## Given data:
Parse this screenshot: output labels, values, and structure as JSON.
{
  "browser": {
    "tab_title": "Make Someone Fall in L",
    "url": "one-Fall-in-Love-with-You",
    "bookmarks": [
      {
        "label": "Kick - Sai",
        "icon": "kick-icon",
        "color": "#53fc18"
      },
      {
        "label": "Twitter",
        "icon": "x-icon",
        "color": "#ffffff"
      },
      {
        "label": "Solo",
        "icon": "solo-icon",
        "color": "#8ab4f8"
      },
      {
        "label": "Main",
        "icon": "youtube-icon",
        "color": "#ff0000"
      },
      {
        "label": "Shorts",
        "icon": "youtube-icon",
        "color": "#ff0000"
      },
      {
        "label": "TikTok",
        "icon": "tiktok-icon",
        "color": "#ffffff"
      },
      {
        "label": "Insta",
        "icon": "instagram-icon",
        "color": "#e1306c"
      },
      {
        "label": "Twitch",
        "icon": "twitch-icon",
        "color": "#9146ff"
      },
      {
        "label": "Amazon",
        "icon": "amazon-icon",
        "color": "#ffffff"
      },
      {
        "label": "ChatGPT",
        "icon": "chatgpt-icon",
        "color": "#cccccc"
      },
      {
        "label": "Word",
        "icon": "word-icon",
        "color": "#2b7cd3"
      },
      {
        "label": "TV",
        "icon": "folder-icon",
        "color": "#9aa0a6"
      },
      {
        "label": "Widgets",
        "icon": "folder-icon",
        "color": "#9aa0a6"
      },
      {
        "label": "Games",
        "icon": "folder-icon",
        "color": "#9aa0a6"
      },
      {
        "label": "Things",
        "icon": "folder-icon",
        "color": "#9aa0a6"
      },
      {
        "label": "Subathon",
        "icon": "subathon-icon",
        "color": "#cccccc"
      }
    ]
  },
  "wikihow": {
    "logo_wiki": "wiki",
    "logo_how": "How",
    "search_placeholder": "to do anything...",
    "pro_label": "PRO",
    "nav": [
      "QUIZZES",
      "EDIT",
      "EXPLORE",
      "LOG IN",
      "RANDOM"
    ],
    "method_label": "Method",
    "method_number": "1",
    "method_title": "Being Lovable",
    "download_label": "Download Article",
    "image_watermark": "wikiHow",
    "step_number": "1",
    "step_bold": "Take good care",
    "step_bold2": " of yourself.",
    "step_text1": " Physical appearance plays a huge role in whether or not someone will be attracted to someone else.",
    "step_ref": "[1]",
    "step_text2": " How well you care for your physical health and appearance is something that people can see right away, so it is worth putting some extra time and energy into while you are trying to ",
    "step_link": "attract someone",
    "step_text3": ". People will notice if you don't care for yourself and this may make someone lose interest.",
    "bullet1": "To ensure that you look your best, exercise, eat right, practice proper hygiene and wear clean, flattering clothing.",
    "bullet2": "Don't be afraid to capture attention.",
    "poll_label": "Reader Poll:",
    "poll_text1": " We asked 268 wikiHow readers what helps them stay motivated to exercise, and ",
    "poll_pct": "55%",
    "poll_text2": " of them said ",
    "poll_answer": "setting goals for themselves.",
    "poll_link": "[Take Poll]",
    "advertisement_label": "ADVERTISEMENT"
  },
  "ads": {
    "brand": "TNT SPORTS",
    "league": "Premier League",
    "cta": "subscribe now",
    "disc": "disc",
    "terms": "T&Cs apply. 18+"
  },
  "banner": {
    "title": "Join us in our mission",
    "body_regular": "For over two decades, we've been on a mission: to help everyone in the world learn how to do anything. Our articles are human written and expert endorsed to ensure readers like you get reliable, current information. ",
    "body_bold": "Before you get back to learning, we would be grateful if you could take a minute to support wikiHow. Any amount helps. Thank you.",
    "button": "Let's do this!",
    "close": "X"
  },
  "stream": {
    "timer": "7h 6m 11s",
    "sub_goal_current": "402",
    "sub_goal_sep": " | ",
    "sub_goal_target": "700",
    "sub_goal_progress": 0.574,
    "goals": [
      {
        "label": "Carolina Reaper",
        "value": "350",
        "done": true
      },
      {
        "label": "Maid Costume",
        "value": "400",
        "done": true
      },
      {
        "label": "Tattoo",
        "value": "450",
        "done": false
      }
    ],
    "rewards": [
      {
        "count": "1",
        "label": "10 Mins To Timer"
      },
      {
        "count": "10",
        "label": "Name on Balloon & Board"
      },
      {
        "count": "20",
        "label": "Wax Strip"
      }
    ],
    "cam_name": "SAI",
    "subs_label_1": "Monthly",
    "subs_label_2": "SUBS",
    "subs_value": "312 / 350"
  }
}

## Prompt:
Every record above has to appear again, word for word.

## Your solution:
Parse this screenshot: output labels, values, and structure as JSON.
{
  "browser": {
    "tab_title": "Make Someone Fall in L",
    "url": "one-Fall-in-Love-with-You",
    "bookmarks": [
      {
        "label": "Kick - Sai",
        "icon": "kick-icon",
        "color": "#53fc18"
      },
      {
        "label": "Twitter",
        "icon": "x-icon",
        "color": "#ffffff"
      },
      {
        "label": "Solo",
        "icon": "solo-icon",
        "color": "#8ab4f8"
      },
      {
        "label": "Main",
        "icon": "youtube-icon",
        "color": "#ff0000"
      },
      {
        "label": "Shorts",
        "icon": "youtube-icon",
        "color": "#ff0000"
      },
      {
        "label": "TikTok",
        "icon": "tiktok-icon",
        "color": "#ffffff"
      },
      {
        "label": "Insta",
        "icon": "instagram-icon",
        "color": "#e1306c"
      },
      {
        "label": "Twitch",
        "icon": "twitch-icon",
        "color": "#9146ff"
      },
      {
        "label": "Amazon",
        "icon": "amazon-icon",
        "color": "#ffffff"
      },
      {
        "label": "ChatGPT",
        "icon": "chatgpt-icon",
        "color": "#cccccc"
      },
      {
        "label": "Word",
        "icon": "word-icon",
        "color": "#2b7cd3"
      },
      {
        "label": "TV",
        "icon": "folder-icon",
        "color": "#9aa0a6"
      },
      {
        "label": "Widgets",
        "icon": "folder-icon",
        "color": "#9aa0a6"
      },
      {
        "label": "Games",
        "icon": "folder-icon",
        "color": "#9aa0a6"
      },
      {
        "label": "Things",
        "icon": "folder-icon",
        "color": "#9aa0a6"
      },
      {
        "label": "Subathon",
        "icon": "subathon-icon",
        "color": "#cccccc"
      }
    ]
  },
  "wikihow": {
    "logo_wiki": "wiki",
    "logo_how": "How",
    "search_placeholder": "to do anything...",
    "pro_label": "PRO",
    "nav": [
      "QUIZZES",
      "EDIT",
      "EXPLORE",
      "LOG IN",
      "RANDOM"
    ],
    "method_label": "Method",
    "method_number": "1",
    "method_title": "Being Lovable",
    "download_label": "Download Article",
    "image_watermark": "wikiHow",
    "step_number": "1",
    "step_bold": "Take good care",
    "step_bold2": " of yourself.",
    "step_text1": " Physical appearance plays a huge role in whether or not someone will be attracted to someone else.",
    "step_ref": "[1]",
    "step_text2": " How well you care for your physical health and appearance is something that people can see right away, so it is worth putting some extra time and energy into while you are trying to ",
    "step_link": "attract someone",
    "step_text3": ". People will notice if you don't care for yourself and this may make someone lose interest.",
    "bullet1": "To ensure that you look your best, exercise, eat right, practice proper hygiene and wear clean, flattering clothing.",
    "bullet2": "Don't be afraid to capture attention.",
    "poll_label": "Reader Poll:",
    "poll_text1": " We asked 268 wikiHow readers what helps them stay motivated to exercise, and ",
    "poll_pct": "55%",
    "poll_text2": " of them said ",
    "poll_answer": "setting goals for themselves.",
    "poll_link": "[Take Poll]",
    "advertisement_label": "ADVERTISEMENT"
  },
  "ads": {
    "brand": "TNT SPORTS",
    "league": "Premier League",
    "cta": "subscribe now",
    "disc": "disc",
    "terms": "T&Cs apply. 18+"
  },
  "banner": {
    "title": "Join us in our mission",
    "body_regular": "For over two decades, we've been on a mission: to help everyone in the world learn how to do anything. Our articles are human written and expert endorsed to ensure readers like you get reliable, current information. ",
    "body_bold": "Before you get back to learning, we would be grateful if you could take a minute to support wikiHow. Any amount helps. Thank you.",
    "button": "Let's do this!",
    "close": "X"
  },
  "stream": {
    "timer": "7h 6m 11s",
    "sub_goal_current": "402",
    "sub_goal_sep": " | ",
    "sub_goal_target": "700",
    "sub_goal_progress": 0.574,
    "goals": [
      {
        "label": "Carolina Reaper",
        "value": "350",
        "done": true
      },
      {
        "label": "Maid Costume",
        "value": "400",
        "done": true
      },
      {
        "label": "Tattoo",
        "value": "450",
        "done": false
      }
    ],
    "rewards": [
      {
        "count": "1",
        "label": "10 Mins To Timer"
      },
      {
        "count": "10",
        "label": "Name on Balloon & Board"
      },
      {
        "count": "20",
        "label": "Wax Strip"
      }
    ],
    "cam_name": "SAI",
    "subs_label_1": "Monthly",
    "subs_label_2": "SUBS",
    "subs_value": "312 / 350"
  }
}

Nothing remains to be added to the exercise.